Wings : A pair of black white-tipped turkey tail strips (back to back) over these, but not entirely covering them; a mixed sheath of "married" strands of peacock wing, yellow, scarlet and blue swan or goose, bustard, florican, and golden pheasant tail, two strands of peacock sword feather above, "married narrow strips of teal and barred summer duck at the sides, brown mallard over, a topping over all
Sides : Jungle cock
Cheeks : Blue chatterer
Head : Black varnish

Monday, August 16, 2010

August Saltwater Lure of the Month

The History of the August Saltwater Lure of the Month:

August 2010

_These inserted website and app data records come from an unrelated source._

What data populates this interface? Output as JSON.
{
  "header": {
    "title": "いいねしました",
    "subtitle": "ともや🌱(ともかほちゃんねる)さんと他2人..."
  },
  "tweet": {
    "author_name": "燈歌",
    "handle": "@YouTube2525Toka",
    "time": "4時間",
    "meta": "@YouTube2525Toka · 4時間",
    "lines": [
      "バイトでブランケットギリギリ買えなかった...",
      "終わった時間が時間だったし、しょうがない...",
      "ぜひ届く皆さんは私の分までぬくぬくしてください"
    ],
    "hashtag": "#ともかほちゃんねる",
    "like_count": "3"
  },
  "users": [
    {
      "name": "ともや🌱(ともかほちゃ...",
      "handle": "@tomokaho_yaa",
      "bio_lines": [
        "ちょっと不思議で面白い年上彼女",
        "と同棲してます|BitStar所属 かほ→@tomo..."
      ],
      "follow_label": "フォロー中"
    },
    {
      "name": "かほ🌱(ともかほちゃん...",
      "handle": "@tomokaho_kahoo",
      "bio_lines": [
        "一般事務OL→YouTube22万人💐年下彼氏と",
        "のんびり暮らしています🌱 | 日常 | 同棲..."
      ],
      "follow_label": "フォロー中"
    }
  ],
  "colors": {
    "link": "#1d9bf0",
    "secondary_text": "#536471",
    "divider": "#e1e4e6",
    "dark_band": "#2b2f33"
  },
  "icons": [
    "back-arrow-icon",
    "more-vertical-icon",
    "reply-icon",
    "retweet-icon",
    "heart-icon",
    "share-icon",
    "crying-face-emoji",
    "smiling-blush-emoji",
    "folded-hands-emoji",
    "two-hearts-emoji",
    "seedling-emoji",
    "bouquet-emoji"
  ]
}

The Hopkins Spoon was first hammered out by hand from a knife handle in the 1940’s by Robert Hopkins, an avid saltwater fisherman with an itch for a better lure. It was Hopkins’ aim to create a lure with two key characteristics. First, Hopkins wanted the lure to cast unusually well into the wind. He succeeded wildly in this. Hopkins also needed to create a lure that would land a number of different saltwater fish. Mission accomplished. Two lures, the NO=EQL and the Shorty (enclosed), successfully followed on the coattails of the initial “Robert Hopkins” experiment.

It’s true that Robert Hopkins’ original spoon was crafted from everyday cutlery. However, today’s Hopkins Spoons have come a long way, undergoing a rather complicated manufacturing process. First the spoon is forged from stainless steel. Next it’s plated with copper, then plated with nickel, and finally the spoon is chrome-plated for the finest finish possible. All of this hard work pays off the very second the Hopkins Spoon hits the water. Whether cast, trolled, or jigged, the Hopkins Spoon emulates a wounded or sick minnow with an action that drives fish of nearly every species out of their heads.

Featured lure: Hopkins Shorty Spoon
Created by: Robert Hopkins
Created: c. 1940’s
Manufacturer: Hopkins Fishing Lures
Type: Spoon

Cast the Hopkins Shorty Spoon and slowly retrieve allowing the lure to evoke its unmatched life-like minnow action. The Hopkins Shorty Spoon is also deadly when jigged over areas holding bait or large fish.

Friday, August 13, 2010

August Freshwater Lure of the Month

Check out the history of this month's Freshwater Lure of the Month!

"Often Imitated, Never Duplicated”

The Rat-l-Trap was invented by Bill Lewis in his small workshop in Boyce, Louisiana 30 years ago.  This lure is notable because it was the first crankbait of its kind in two respects.  Lewis designed his lure with a built-in rattle chamber and, more importantly, the Rat-l-Trap was the first crankbait to boast a lipless design.  These innovations allow the Rat-l-Trap to create a loud, unique underwater fish-attracting rattle and to display a tight wiggling action at nearly any speed.

Bill Lewis got his start selling the lure from the trunk of his car throughout Louisiana and Texas.  He knew immediately that he had a hit on his hands.  The Rat-l-Trap rapidly became one of the most sought after lures on the bass fishing circuit.  Today, the lure is a mainstay in most anglers’ tackle boxes and is fished successfully in saltwater and freshwater alike.

This made-by-hand lure has proven itself effective on big bass, stripers, and other game fish in all types of water.  It has been so successful, in fact, that nearly all recognized lure manufacturers now sell their own variation of this unique lure -- quite a compliment to Bill Lewis's ingenuity.  It’s interesting to note that there has not been a single change made to the Rat-l-Trap original design since its introduction, although Bill Lewis Lures has released several different versions of the original.  This truly classic lure can be found in a number of different sizes and dressed in literally dozens of colors.

The First Blog

Thanks for coming and visiting the blog!  This blog is being created to help update customers on important new products or fishing gifts, to post the histories of the Lures of the Month as they get selected, and to just plain talk fishing!  Enjoy the site!